S is for standards-based education. Landi and colleagues (2020) question the equity of implementing standards-based education. They suggest that because outcomes-based education is based on behaviorist theory, it treats all students the same and therefore is not socially just and leads to precarity. Butler (2004) defines precarity as a state experienced by marginalized, poor, and disenfranchised members of society because of their status as alienated. A socially just curriculum recognizes that precarity—such as an underresourced school, ramifications of gender identity, and acceptance of one’s ethnicity—may affect peer interactions, curricular decisions, and teaching practices. The authors of this textbook recognize the validity of this supposition; however, grade-level outcomes in physical education (SHAPE America, 2014) and health performance indicators (CDC, 2019c) do not necessarily lead to a one-size-fits-all model.

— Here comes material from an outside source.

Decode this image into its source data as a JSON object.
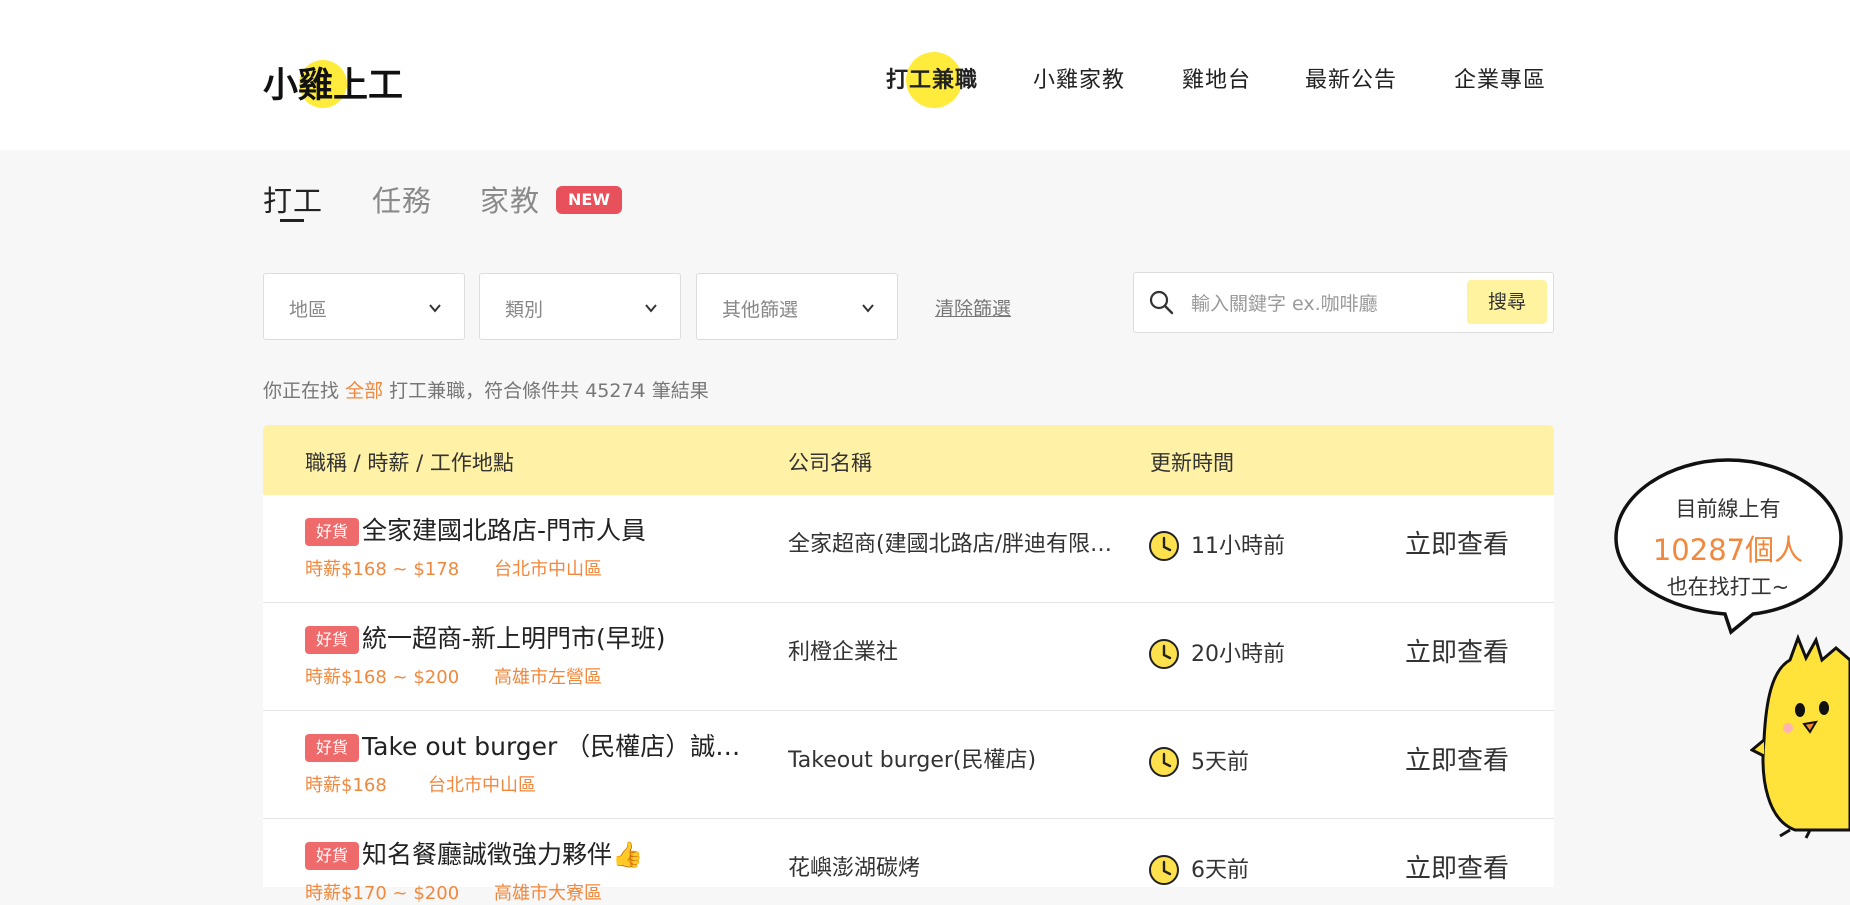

We suggest grade-level outcomes and performance indicators be used as guidelines. A school wellness curriculum must be relevant to the student population being served. Such a curricular approach recognizes students’ needs, gender identify, cultural background, and so forth. In agreement with letter Y, youth-centered and empowering, we agree that students should be engaged in making choices about their curriculum, be offered opportunities to reflect on their learning, and be involved in discussion relevant to acceptance and understanding of all individuals’ ability and worth. It can begin with creating class contracts and involving students in establishing norms for their classroom culture. Overall, “The A-Z of Social Justice Physical Education” provides profound considerations for all physical educators.